Historical trends of PCDD/Fs and dioxin-like PCBs in sediments buried in a reservoir in Northern Taiwan

Kai Hsien Chi, Moo Been Chang, Shuh Ji Kao

Research output: Contribution to journalArticlepeer-review

42 Scopus citations

Abstract

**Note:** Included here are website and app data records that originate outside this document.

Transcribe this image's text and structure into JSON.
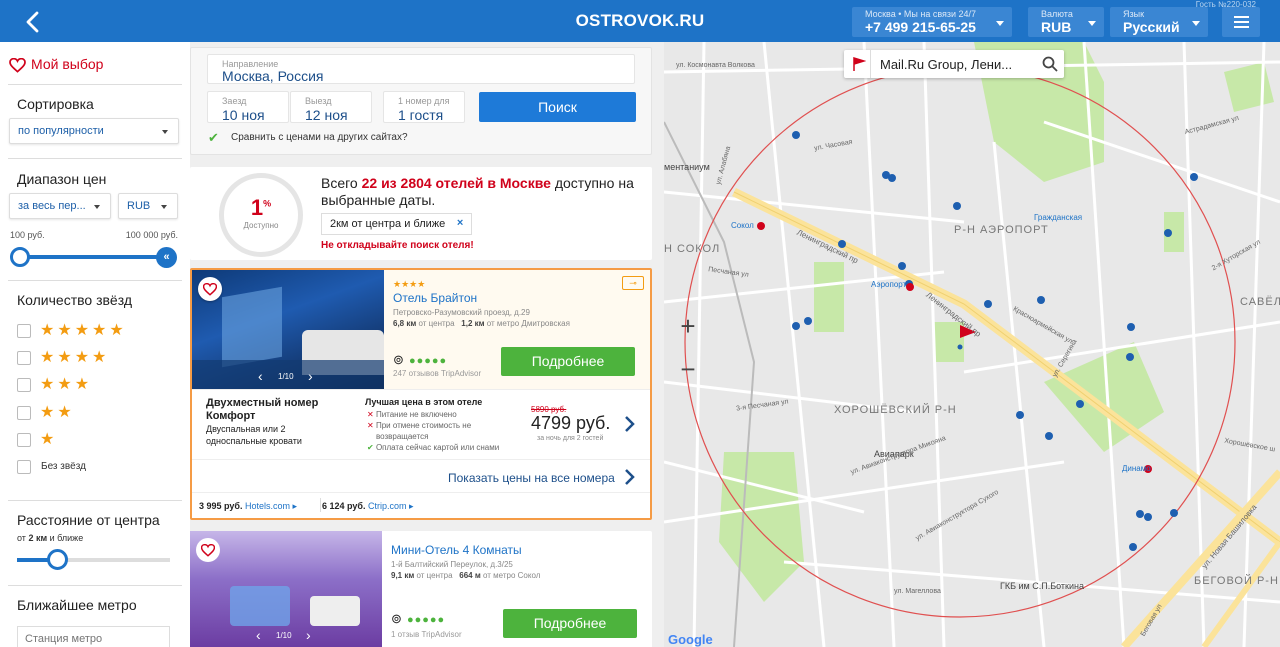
{
  "header": {
    "logo": "OSTROVOK.RU",
    "phone_label": "Москва  •  Мы на связи 24/7",
    "phone": "+7 499 215-65-25",
    "currency_label": "Валюта",
    "currency": "RUB",
    "language_label": "Язык",
    "language": "Русский",
    "guest_id": "Гость №220-032"
  },
  "sidebar": {
    "favorites": "Мой выбор",
    "sort_title": "Сортировка",
    "sort_value": "по популярности",
    "price_title": "Диапазон цен",
    "price_period": "за весь пер...",
    "price_currency": "RUB",
    "price_min": "100 руб.",
    "price_max": "100 000 руб.",
    "price_range_fraction": [
      0.0,
      1.0
    ],
    "stars_title": "Количество звёзд",
    "star_options": [
      5,
      4,
      3,
      2,
      1
    ],
    "no_stars": "Без звёзд",
    "distance_title": "Расстояние от центра",
    "distance_prefix": "от ",
    "distance_value": "2 км",
    "distance_suffix": " и ближе",
    "distance_fraction": 0.27,
    "metro_title": "Ближайшее метро",
    "metro_placeholder": "Станция метро"
  },
  "search": {
    "direction_label": "Направление",
    "direction_value": "Москва, Россия",
    "checkin_label": "Заезд",
    "checkin_value": "10 ноя",
    "checkout_label": "Выезд",
    "checkout_value": "12 ноя",
    "rooms_label": "1 номер для",
    "rooms_value": "1 гостя",
    "search_button": "Поиск",
    "compare_label": "Сравнить с ценами на других сайтах?"
  },
  "availability": {
    "percent": "1",
    "percent_sign": "%",
    "available_label": "Доступно",
    "text_prefix": "Всего ",
    "text_highlight": "22 из 2804 отелей в Москве",
    "text_suffix": " доступно на выбранные даты.",
    "filter_chip": "2км от центра и ближе",
    "warning": "Не откладывайте поиск отеля!"
  },
  "hotels": [
    {
      "stars": "★★★★",
      "name": "Отель Брайтон",
      "address": "Петровско-Разумовский проезд, д.29",
      "dist_center": "6,8 км",
      "dist_center_label": "от центра",
      "dist_metro": "1,2 км",
      "dist_metro_label": "от метро Дмитровская",
      "reviews": "247 отзывов TripAdvisor",
      "photo_counter": "1/10",
      "details_button": "Подробнее",
      "room_name": "Двухместный номер Комфорт",
      "room_beds": "Двуспальная или 2 односпальные кровати",
      "best_price_title": "Лучшая цена в этом отеле",
      "cond_1": "Питание не включено",
      "cond_2": "При отмене стоимость не возвращается",
      "cond_3": "Оплата сейчас картой или снами",
      "old_price": "5890 руб.",
      "price": "4799 руб.",
      "price_note": "за ночь для 2 гостей",
      "all_rooms_link": "Показать цены на все номера",
      "comp_1_price": "3 995 руб.",
      "comp_1_site": "Hotels.com",
      "comp_2_price": "6 124 руб.",
      "comp_2_site": "Ctrip.com"
    },
    {
      "name": "Мини-Отель 4 Комнаты",
      "address": "1-й Балтийский Переулок, д.3/25",
      "dist_center": "9,1 км",
      "dist_center_label": "от центра",
      "dist_metro": "664 м",
      "dist_metro_label": "от метро Сокол",
      "reviews": "1 отзыв TripAdvisor",
      "photo_counter": "1/10",
      "details_button": "Подробнее"
    }
  ],
  "map": {
    "search_value": "Mail.Ru Group, Лени...",
    "zoom_in": "+",
    "zoom_out": "−",
    "labels": {
      "district_aeroport": "Р-Н АЭРОПОРТ",
      "district_horosh": "ХОРОШЁВСКИЙ Р-Н",
      "district_begovoy": "БЕГОВОЙ Р-Н",
      "district_sokol": "Н СОКОЛ",
      "district_savel": "САВЁЛОВСКИ",
      "poi_aviapark": "Авиапарк",
      "poi_botkin": "ГКБ им С.П.Боткина",
      "street_len": "Ленинградский пр",
      "street_len2": "Ленинградский пр",
      "metro_aeroport": "Аэропорт",
      "metro_sokol": "Сокол",
      "metro_dinamo": "Динамо",
      "poi_grazh": "Гражданская",
      "poi_kom": "ментаниум",
      "street_chasov": "ул. Часовая",
      "street_kosmonavt": "ул. Космонавта Волкова",
      "street_pesch": "Песчаная ул",
      "street_3pesch": "3-я Песчаная ул",
      "street_sergeeva": "ул. Серегина",
      "street_khor": "Хорошёвское ш",
      "street_begov": "Беговая ул",
      "street_nbash": "ул. Новая Башиловка",
      "street_magelog": "ул. Магеллова",
      "street_kuus": "2-я Хуторская ул",
      "street_alabyan": "ул. Алабяна",
      "street_aviakon": "ул. Авиаконструктора Микояна",
      "street_aviakon2": "ул. Авиаконструктора Сухого",
      "street_astrad": "Астрадамская ул",
      "street_krasnoarm": "Красноармейская ул",
      "google": "Google"
    },
    "colors": {
      "base": "#e8e8e8",
      "park": "#c7e8a8",
      "main_road": "#fbe39a",
      "radius_circle": "#e05050",
      "pin": "#1e5fb0"
    }
  },
  "colors": {
    "brand_blue": "#1e73c7",
    "accent_red": "#d0021b",
    "button_green": "#4db33d",
    "star_orange": "#f39c12",
    "selected_border": "#f59b45"
  }
}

Polychlorinated dibenzo-p-dioxin (PCDD), polychlorinated dibenzofuran (PCDF) and polychlorinated biphenyl (PCB) concentrations were analyzed at 1-2 cm intervals in a sediment core collected from a reservoir in Northern Taiwan to evaluate the organic pollution history. The highest PCDD/F (14.4 ng TEQ/kg d.w.) and PCB (0.261 ng TEQWHO/kg d.w.) concentrations were determined at 13-15 cm (estimated year: 1992). The ages of the levels of sediment core were estimated from the sedimentation rate. Analysis results demonstrate that the PCDD/F concentration of the sediment core measured in the reservoir reached their peak when the municipal waste incinerators (MWIs) in the area started to operate. Furthermore, the decrease in sediment core PCDD/F concentration is related to the time of enforcement of the PCDD/F emission limit set by the Environmental Protection Administration (EPA) in Taiwan. Significant distribution of OCDD in homologue profiles was noted in archived soil samples in Taiwan in which the major input of PCDD/Fs was thought to be atmospheric. Major PCB congeners found in the sediment core were the major components of the commercial PCB products. Input fluxes of PCDD/Fs (5.75-158 ng-I-TEQ/m2-yr) and PCBs (0.248-3.71 ng TEQWHO/m2 yr) into the reservoir of interest are also calculated from the concentration and sedimentation rate of the sediment. The results reveal that considerable amounts of PCDD/Fs and PCBs were carried into the reservoir of interest in the flood stage but not during normal stage.

Original languageEnglish
Pages (from-to)1733-1740
Number of pages8
JournalChemosphere
Volume68
Issue number9
DOIs
StatePublished - Aug 2007

Keywords

  • Co-PCB
  • Core
  • Dioxin
  • Flux
  • Municipal waste incinerator
  • PCDD/F

Fingerprint

Dive into the research topics of 'Historical trends of PCDD/Fs and dioxin-like PCBs in sediments buried in a reservoir in Northern Taiwan'. Together they form a unique fingerprint.

Cite this